Who knows what the end of QE means for the economy, for interest rates and for the housing market? I don’t know … but if I had to guess, I’d say that borrowing money is going to get much more expensive. So, here’s my advice:

If you’ve been thinking about refinancing, do it now while rates are still low. If you’ve been thinking about buying an investment property or a second home (at least in the near future) do it very soon. The government is done subsidizing rates and I don’t think other countries have the same confidence in our economy as they one did.

One thing is for sure, rates are going to move.

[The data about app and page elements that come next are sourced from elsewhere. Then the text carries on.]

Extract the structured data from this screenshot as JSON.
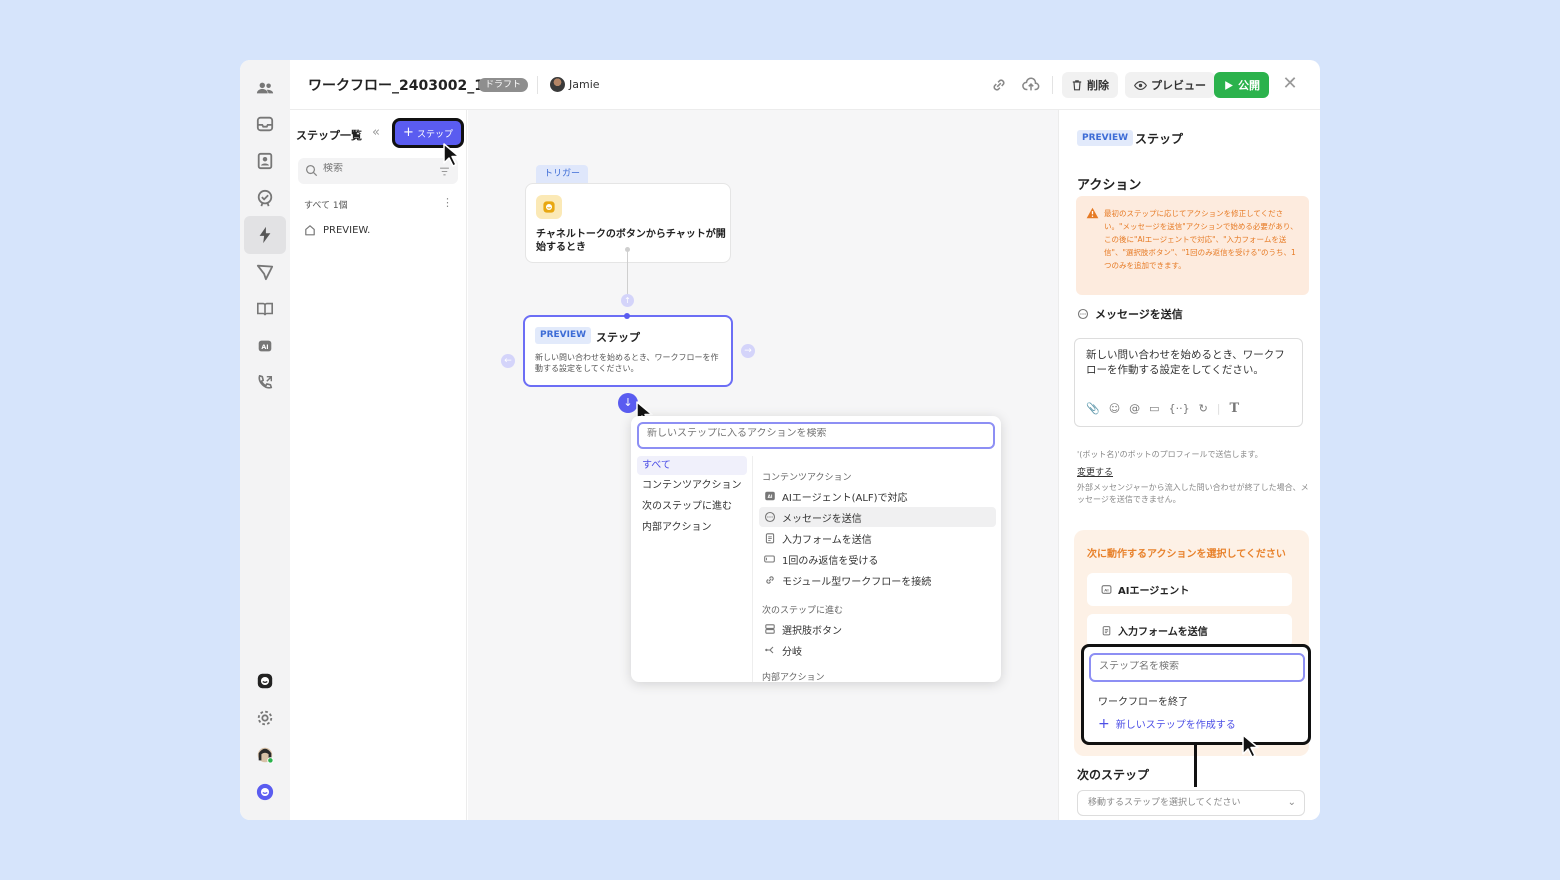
{
  "header": {
    "workflow_title": "ワークフロー_2403002_1",
    "status_badge": "ドラフト",
    "user_name": "Jamie",
    "delete_label": "削除",
    "preview_label": "プレビュー",
    "publish_label": "公開"
  },
  "steps_panel": {
    "title": "ステップ一覧",
    "add_step_label": "ステップ",
    "search_placeholder": "検索",
    "count_label": "すべて 1個",
    "tree_item": "PREVIEW."
  },
  "canvas": {
    "trigger_tag": "トリガー",
    "trigger_text": "チャネルトークのボタンからチャットが開始するとき",
    "preview_badge": "PREVIEW",
    "preview_title": "ステップ",
    "preview_desc": "新しい問い合わせを始めるとき、ワークフローを作動する設定をしてください。"
  },
  "action_popup": {
    "search_placeholder": "新しいステップに入るアクションを検索",
    "categories": [
      "すべて",
      "コンテンツアクション",
      "次のステップに進む",
      "内部アクション"
    ],
    "group_content": "コンテンツアクション",
    "content_items": [
      "AIエージェント(ALF)で対応",
      "メッセージを送信",
      "入力フォームを送信",
      "1回のみ返信を受ける",
      "モジュール型ワークフローを接続"
    ],
    "group_next": "次のステップに進む",
    "next_items": [
      "選択肢ボタン",
      "分岐"
    ],
    "group_internal": "内部アクション"
  },
  "right_panel": {
    "badge": "PREVIEW",
    "title": "ステップ",
    "section_title": "アクション",
    "warning_text": "最初のステップに応じてアクションを修正してください。\"メッセージを送信\"アクションで始める必要があり、この後に\"AIエージェントで対応\"、\"入力フォームを送信\"、\"選択肢ボタン\"、\"1回のみ返信を受ける\"のうち、1つのみを追加できます。",
    "message_label": "メッセージを送信",
    "message_text": "新しい問い合わせを始めるとき、ワークフローを作動する設定をしてください。",
    "note1": "'(ボット名)'のボットのプロフィールで送信します。",
    "change_link": "変更する",
    "note2": "外部メッセンジャーから流入した問い合わせが終了した場合、メッセージを送信できません。",
    "next_action_title": "次に動作するアクションを選択してください",
    "next_action_items": [
      "AIエージェント",
      "入力フォームを送信"
    ],
    "step_search_placeholder": "ステップ名を検索",
    "end_workflow": "ワークフローを終了",
    "new_step": "新しいステップを作成する",
    "next_step_label": "次のステップ",
    "next_step_placeholder": "移動するステップを選択してください"
  },
  "colors": {
    "accent": "#5a5cf0",
    "publish": "#2bb24c",
    "warning": "#e67a24",
    "background": "#d6e4fb"
  }
}
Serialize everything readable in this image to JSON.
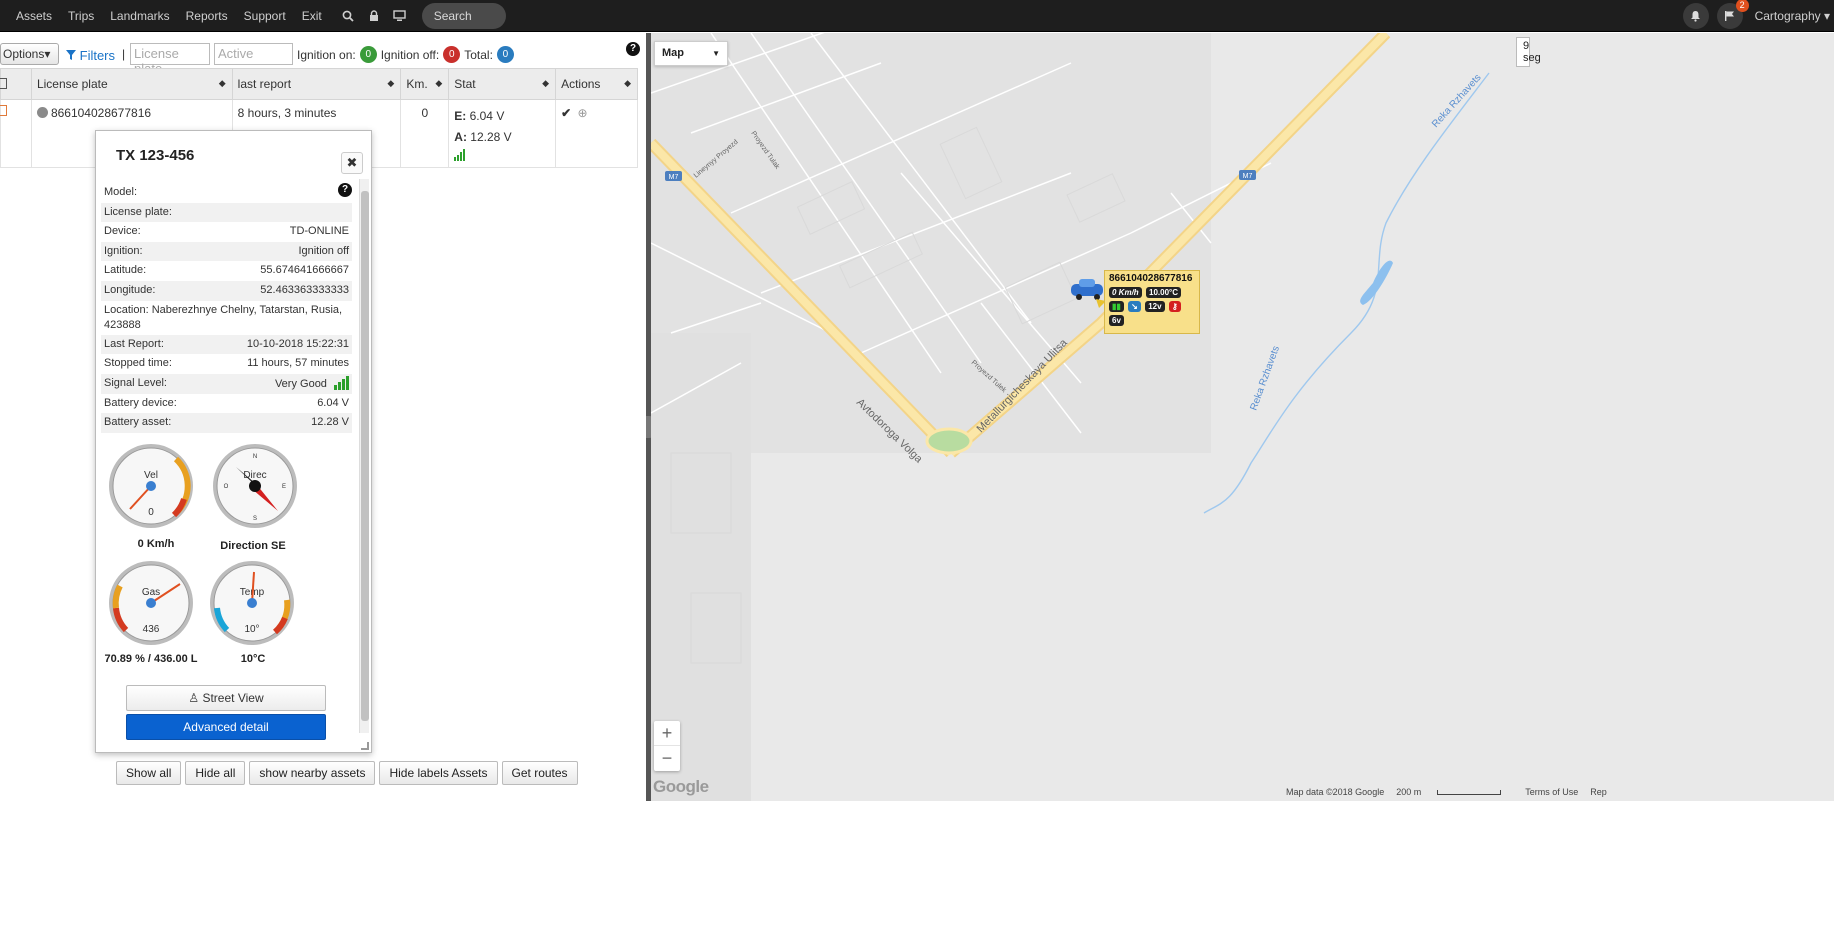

Patrick Stoy has 15 years of mortgage lending experience. Patrick is CEO of Wilmington-based Market Consulting Mortgage, which he started in 2005 with a mission to build lifelong customer relationships by providing real value. To learn more about Marketing Consulting Mortgage, visit www.macmtg.com. Patrick can be reached at [email protected] or 910-509-7105.

Other Posts from Patrick Stoy

Mcm 14jan insight
Ico insights

INSIGHTS

SPONSORS' CONTENT
Lgoriginalheadshot 311794626

Wellness Programs: Taking It Off Your Plate

Laura Greenhow - Summerfield Custom Wellness
Andyolsen 161723521

Trusts As A Tool In Long-term Care Planning

Andrew Olsen - CSH Law
Dave hoff heashot 300x300

Learning Agility: The Key to Leader Potential

Dave Hoff - EASI Consult

Trending News

Builders: Vibrant Local Housing Market Could Face Struggles

Cece Nunn - Dec 15, 2017

Company Lands $225M In Road Contracts, Including Military Cutoff Extension

Cece Nunn - Dec 14, 2017

Mortgage Firm To Open Wilmington Office

Cece Nunn - Dec 15, 2017

New Hanover County Sues Opioid Manufacturers, Distributors

Christina Haley O'Neal - Dec 15, 2017

The Top Stories Of 2017

Staff Reports - Dec 15, 2017

In The Current Issue

2017 Top Stories: No. 9 - High-level Shake-up Again At CFCC

2017 Year in Review: Cape Fear Community College experienced upheaval once again this year in its top leadership position....


2017 Top Stories: No. 8 - Golf Championship Tees Off Marketing

2017 Year in Review: The eyes of the golfing world turned to Wilmington in May during the Wells Fargo Championship golf tournament held at E...


2017 Top Stories: No. 7 - New Owner Plans To Transform Mall

2017 Year in Review: One of the most high-profile commercial properties in the Cape Fear region changed hands this year, and that means more...

Book On Business

The 2017 WilmingtonBiz: Book on Business is an annual publication showcasing the Wilmington region as a center of business.

Order Your Copy Today!


Galleries

Videos

2017 Health Care Heroes
Major Developments
WilmingtonBiz Expo - Key Note Lunch with Keynote Lunch with Chip Mahan - 2016